- **THE DATA**
"""

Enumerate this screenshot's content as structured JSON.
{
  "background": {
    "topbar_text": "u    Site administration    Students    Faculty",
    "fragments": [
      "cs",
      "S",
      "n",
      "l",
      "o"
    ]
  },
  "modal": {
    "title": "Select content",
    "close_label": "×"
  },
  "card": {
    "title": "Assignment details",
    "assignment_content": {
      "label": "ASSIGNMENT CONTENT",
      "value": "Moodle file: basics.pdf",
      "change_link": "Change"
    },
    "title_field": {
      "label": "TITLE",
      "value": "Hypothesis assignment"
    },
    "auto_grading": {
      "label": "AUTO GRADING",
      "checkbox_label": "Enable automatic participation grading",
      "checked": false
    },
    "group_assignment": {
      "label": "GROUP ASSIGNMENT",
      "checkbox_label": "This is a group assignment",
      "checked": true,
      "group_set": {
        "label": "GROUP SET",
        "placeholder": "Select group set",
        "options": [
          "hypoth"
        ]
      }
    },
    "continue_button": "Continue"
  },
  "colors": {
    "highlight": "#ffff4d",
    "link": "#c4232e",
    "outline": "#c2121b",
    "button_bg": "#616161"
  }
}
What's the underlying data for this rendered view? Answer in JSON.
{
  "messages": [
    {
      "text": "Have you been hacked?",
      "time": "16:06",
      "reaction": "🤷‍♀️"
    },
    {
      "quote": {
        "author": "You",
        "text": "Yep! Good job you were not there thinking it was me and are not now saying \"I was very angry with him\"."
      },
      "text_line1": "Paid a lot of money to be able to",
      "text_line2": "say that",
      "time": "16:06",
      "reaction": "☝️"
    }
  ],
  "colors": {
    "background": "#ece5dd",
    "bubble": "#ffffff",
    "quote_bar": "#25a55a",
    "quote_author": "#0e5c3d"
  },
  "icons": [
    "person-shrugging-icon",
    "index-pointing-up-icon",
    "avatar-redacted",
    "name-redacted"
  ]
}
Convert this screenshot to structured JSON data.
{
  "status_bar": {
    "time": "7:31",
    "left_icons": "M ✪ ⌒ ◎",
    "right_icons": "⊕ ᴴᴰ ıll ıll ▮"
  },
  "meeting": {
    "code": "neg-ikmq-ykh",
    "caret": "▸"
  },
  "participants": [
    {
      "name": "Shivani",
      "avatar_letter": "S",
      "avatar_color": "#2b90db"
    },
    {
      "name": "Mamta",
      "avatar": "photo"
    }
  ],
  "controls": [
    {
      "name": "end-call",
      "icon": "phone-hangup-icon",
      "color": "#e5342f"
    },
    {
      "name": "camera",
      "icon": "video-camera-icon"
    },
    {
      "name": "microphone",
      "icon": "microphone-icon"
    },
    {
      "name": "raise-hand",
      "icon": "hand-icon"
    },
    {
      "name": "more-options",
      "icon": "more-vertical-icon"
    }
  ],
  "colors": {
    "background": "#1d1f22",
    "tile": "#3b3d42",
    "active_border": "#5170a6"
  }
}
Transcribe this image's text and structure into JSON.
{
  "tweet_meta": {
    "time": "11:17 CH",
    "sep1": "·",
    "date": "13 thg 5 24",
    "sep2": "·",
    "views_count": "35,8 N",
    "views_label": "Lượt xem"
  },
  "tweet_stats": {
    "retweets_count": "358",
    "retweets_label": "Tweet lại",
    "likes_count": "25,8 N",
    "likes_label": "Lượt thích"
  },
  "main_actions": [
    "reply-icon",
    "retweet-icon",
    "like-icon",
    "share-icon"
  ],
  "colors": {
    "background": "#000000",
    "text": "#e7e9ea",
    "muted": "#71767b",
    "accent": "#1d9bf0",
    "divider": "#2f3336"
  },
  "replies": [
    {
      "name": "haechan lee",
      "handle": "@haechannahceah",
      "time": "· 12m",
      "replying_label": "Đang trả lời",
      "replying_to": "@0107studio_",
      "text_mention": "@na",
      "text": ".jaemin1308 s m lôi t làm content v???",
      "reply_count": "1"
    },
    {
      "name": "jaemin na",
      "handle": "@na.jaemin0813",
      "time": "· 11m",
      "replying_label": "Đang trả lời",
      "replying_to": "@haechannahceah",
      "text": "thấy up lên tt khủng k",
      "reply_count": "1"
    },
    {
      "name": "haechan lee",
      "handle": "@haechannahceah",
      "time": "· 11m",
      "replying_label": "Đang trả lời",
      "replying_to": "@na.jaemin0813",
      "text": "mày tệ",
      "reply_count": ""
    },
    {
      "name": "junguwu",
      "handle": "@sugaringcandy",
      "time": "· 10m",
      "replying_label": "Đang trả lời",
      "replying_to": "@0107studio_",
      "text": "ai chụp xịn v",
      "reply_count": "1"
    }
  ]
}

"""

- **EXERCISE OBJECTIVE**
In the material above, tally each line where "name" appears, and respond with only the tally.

- **ANSWER FOR THIS EXERCISE**
12